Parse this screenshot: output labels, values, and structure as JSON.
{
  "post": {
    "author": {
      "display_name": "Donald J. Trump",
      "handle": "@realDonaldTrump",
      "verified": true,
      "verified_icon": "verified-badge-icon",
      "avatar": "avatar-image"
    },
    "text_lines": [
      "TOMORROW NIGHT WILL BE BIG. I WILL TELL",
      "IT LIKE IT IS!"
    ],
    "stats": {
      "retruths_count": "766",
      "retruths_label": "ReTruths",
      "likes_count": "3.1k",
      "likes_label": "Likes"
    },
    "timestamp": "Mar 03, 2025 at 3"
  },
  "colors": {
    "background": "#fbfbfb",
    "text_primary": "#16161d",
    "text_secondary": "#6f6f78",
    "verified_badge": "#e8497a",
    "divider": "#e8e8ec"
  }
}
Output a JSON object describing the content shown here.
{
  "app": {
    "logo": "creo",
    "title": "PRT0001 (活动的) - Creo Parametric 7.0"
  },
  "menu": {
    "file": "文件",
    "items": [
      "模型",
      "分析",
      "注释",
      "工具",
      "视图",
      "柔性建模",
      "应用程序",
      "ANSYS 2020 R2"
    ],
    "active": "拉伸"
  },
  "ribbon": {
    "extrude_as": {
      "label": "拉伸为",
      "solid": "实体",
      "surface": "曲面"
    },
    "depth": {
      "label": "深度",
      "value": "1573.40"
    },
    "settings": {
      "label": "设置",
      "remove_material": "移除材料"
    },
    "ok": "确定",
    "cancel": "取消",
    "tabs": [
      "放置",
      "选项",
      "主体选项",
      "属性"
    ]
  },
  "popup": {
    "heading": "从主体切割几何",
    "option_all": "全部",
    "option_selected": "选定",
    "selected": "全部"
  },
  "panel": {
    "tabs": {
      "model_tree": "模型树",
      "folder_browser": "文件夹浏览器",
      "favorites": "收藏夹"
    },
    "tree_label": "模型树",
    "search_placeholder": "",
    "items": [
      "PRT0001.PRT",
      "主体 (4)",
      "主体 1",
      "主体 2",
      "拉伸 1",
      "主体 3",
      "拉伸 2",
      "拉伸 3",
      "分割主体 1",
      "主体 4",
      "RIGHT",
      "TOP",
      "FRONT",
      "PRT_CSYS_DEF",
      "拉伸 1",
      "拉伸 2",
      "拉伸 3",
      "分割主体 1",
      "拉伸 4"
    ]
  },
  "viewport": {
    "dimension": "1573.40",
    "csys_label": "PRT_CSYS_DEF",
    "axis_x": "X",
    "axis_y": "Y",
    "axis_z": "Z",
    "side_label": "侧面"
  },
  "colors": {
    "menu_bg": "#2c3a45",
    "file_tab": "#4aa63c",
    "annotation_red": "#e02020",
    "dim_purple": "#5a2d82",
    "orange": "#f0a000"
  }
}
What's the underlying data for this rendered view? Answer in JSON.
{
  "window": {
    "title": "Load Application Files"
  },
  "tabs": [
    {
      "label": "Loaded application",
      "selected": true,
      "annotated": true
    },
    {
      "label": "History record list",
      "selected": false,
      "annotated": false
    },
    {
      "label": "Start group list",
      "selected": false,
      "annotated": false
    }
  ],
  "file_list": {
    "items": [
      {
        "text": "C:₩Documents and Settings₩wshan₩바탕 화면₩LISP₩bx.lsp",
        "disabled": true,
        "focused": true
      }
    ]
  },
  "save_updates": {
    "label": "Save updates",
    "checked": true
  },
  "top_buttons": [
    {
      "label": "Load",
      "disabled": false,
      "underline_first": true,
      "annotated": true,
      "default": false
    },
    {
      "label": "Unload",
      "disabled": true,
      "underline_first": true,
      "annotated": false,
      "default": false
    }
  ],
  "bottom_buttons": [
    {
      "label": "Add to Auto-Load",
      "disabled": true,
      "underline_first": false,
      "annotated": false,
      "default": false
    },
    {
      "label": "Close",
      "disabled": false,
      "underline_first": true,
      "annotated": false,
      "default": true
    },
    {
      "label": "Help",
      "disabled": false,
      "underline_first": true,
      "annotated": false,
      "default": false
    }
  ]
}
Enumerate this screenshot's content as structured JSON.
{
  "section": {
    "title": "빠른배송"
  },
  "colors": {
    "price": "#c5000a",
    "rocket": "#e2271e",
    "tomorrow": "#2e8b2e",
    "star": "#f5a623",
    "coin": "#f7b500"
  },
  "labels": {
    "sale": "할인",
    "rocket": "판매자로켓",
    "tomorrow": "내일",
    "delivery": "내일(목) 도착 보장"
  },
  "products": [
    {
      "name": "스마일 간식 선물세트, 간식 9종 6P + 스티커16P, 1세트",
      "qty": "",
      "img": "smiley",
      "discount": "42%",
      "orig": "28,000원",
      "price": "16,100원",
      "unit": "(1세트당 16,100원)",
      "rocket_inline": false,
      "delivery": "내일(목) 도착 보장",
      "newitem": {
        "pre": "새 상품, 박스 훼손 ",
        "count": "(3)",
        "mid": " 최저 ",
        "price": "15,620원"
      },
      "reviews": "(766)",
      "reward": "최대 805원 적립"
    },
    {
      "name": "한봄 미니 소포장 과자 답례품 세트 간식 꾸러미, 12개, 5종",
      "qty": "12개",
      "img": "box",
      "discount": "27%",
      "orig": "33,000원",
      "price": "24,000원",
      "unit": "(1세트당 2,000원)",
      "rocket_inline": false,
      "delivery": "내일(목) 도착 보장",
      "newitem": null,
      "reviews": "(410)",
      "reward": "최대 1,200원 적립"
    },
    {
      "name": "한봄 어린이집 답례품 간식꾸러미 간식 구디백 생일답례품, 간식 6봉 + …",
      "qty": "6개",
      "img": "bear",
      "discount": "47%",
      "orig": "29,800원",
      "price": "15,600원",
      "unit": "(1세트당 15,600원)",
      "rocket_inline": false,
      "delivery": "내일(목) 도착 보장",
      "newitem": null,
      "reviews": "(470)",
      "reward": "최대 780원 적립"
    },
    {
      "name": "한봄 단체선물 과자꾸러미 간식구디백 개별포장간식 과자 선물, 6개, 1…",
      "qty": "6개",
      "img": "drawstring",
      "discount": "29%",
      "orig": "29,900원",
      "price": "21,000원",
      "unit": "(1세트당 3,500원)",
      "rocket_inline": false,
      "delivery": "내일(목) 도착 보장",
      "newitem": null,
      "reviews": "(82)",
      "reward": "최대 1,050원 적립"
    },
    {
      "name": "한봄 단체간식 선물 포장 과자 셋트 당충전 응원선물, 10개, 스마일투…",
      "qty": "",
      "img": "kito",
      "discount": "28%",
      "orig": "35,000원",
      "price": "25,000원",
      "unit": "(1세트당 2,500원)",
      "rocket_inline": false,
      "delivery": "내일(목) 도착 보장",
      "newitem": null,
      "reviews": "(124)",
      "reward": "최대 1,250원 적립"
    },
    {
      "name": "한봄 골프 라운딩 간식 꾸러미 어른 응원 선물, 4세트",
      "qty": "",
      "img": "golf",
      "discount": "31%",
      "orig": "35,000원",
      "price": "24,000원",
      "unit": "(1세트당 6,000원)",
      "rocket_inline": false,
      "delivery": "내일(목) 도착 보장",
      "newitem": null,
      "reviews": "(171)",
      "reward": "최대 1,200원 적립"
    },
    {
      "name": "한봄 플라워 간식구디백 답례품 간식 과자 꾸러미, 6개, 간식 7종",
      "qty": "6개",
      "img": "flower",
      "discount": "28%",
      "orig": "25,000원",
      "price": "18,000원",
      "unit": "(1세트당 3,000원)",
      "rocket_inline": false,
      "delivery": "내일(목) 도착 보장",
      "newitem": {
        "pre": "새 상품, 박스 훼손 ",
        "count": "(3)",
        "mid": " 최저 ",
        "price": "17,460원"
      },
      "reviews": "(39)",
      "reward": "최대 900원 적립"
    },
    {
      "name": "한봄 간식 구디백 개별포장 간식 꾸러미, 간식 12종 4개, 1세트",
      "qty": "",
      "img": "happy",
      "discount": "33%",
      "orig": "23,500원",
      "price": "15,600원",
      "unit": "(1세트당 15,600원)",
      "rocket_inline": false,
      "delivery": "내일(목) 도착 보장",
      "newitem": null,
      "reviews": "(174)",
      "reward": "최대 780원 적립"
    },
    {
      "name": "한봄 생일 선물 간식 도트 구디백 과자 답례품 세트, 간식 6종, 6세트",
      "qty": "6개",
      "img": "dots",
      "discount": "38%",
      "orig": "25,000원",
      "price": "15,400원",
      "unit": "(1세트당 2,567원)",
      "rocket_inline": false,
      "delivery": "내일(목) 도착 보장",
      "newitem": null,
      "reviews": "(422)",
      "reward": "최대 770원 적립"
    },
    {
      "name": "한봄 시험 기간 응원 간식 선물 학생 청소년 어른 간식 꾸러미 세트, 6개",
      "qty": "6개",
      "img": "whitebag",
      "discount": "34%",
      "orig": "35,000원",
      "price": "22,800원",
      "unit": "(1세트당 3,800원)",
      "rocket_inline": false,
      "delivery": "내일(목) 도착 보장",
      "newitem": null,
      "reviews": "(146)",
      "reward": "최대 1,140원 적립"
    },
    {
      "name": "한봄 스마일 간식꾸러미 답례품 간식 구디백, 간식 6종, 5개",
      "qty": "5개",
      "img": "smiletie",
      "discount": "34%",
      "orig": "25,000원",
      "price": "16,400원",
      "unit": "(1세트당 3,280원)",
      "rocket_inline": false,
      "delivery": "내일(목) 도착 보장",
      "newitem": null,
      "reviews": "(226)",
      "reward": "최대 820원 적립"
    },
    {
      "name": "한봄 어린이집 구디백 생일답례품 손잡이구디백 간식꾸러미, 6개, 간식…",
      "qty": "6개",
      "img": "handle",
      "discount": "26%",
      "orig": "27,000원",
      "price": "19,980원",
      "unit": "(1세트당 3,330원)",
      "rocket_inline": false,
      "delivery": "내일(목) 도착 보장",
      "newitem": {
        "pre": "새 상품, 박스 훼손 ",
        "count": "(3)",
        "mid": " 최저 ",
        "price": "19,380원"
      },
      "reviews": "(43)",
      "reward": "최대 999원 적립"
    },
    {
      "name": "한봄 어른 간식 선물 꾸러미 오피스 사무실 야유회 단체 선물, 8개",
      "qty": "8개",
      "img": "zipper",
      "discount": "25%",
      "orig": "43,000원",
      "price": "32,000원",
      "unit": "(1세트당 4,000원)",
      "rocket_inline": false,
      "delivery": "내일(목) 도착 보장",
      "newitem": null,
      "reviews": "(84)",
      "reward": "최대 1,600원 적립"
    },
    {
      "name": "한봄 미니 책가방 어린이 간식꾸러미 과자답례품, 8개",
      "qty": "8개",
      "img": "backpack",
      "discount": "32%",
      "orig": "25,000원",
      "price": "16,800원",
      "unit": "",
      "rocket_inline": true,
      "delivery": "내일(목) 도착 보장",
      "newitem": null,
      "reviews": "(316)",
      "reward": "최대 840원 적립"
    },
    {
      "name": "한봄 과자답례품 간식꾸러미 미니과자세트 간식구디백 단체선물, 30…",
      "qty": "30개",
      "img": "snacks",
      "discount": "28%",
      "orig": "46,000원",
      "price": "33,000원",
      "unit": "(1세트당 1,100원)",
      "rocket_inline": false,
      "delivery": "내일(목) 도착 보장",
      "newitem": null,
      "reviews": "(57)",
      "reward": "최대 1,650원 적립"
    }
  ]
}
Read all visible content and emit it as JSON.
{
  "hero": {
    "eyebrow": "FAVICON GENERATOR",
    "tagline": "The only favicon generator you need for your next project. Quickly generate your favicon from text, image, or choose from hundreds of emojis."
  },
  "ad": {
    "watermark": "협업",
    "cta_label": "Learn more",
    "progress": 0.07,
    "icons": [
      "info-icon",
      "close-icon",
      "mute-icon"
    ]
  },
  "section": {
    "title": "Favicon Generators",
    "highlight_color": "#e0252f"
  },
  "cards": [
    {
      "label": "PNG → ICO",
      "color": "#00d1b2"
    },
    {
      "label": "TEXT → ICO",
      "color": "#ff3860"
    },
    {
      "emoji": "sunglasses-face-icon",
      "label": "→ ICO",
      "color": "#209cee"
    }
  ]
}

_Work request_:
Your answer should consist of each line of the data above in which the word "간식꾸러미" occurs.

_Response box_:
      "name": "한봄 어린이집 답례품 간식꾸러미 간식 구디백 생일답례품, 간식 6봉 + …",
      "name": "한봄 스마일 간식꾸러미 답례품 간식 구디백, 간식 6종, 5개",
      "name": "한봄 어린이집 구디백 생일답례품 손잡이구디백 간식꾸러미, 6개, 간식…",
      "name": "한봄 미니 책가방 어린이 간식꾸러미 과자답례품, 8개",
      "name": "한봄 과자답례품 간식꾸러미 미니과자세트 간식구디백 단체선물, 30…",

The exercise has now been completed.